• **What you will do**
So that nothing is lost, write out all the lines below exactly.

• **Provided data**
☆ ☆ ☆
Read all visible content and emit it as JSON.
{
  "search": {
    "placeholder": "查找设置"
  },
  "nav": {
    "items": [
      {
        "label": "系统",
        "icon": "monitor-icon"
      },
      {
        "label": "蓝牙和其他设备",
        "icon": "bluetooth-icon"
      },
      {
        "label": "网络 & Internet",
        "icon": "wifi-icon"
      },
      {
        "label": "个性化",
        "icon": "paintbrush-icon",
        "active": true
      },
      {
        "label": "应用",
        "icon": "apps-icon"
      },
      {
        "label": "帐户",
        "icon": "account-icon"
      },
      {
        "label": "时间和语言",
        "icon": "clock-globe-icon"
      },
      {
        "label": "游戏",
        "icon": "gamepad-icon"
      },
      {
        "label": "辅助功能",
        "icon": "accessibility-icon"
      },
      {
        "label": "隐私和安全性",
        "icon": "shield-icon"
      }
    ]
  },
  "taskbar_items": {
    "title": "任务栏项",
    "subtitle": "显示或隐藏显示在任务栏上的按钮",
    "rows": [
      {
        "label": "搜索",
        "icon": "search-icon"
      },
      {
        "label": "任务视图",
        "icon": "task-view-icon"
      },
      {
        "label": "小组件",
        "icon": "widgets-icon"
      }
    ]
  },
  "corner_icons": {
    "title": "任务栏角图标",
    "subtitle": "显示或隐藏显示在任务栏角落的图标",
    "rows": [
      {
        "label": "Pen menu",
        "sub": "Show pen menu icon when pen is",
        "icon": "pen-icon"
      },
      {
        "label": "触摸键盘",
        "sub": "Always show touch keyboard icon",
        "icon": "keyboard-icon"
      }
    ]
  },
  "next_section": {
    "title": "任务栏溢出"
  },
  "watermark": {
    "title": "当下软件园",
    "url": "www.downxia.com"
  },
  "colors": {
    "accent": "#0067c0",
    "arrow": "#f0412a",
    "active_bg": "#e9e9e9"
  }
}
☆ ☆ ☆
• **Response**
Read all visible content and emit it as JSON.
{
  "search": {
    "placeholder": "查找设置"
  },
  "nav": {
    "items": [
      {
        "label": "系统",
        "icon": "monitor-icon"
      },
      {
        "label": "蓝牙和其他设备",
        "icon": "bluetooth-icon"
      },
      {
        "label": "网络 & Internet",
        "icon": "wifi-icon"
      },
      {
        "label": "个性化",
        "icon": "paintbrush-icon",
        "active": true
      },
      {
        "label": "应用",
        "icon": "apps-icon"
      },
      {
        "label": "帐户",
        "icon": "account-icon"
      },
      {
        "label": "时间和语言",
        "icon": "clock-globe-icon"
      },
      {
        "label": "游戏",
        "icon": "gamepad-icon"
      },
      {
        "label": "辅助功能",
        "icon": "accessibility-icon"
      },
      {
        "label": "隐私和安全性",
        "icon": "shield-icon"
      }
    ]
  },
  "taskbar_items": {
    "title": "任务栏项",
    "subtitle": "显示或隐藏显示在任务栏上的按钮",
    "rows": [
      {
        "label": "搜索",
        "icon": "search-icon"
      },
      {
        "label": "任务视图",
        "icon": "task-view-icon"
      },
      {
        "label": "小组件",
        "icon": "widgets-icon"
      }
    ]
  },
  "corner_icons": {
    "title": "任务栏角图标",
    "subtitle": "显示或隐藏显示在任务栏角落的图标",
    "rows": [
      {
        "label": "Pen menu",
        "sub": "Show pen menu icon when pen is",
        "icon": "pen-icon"
      },
      {
        "label": "触摸键盘",
        "sub": "Always show touch keyboard icon",
        "icon": "keyboard-icon"
      }
    ]
  },
  "next_section": {
    "title": "任务栏溢出"
  },
  "watermark": {
    "title": "当下软件园",
    "url": "www.downxia.com"
  },
  "colors": {
    "accent": "#0067c0",
    "arrow": "#f0412a",
    "active_bg": "#e9e9e9"
  }
}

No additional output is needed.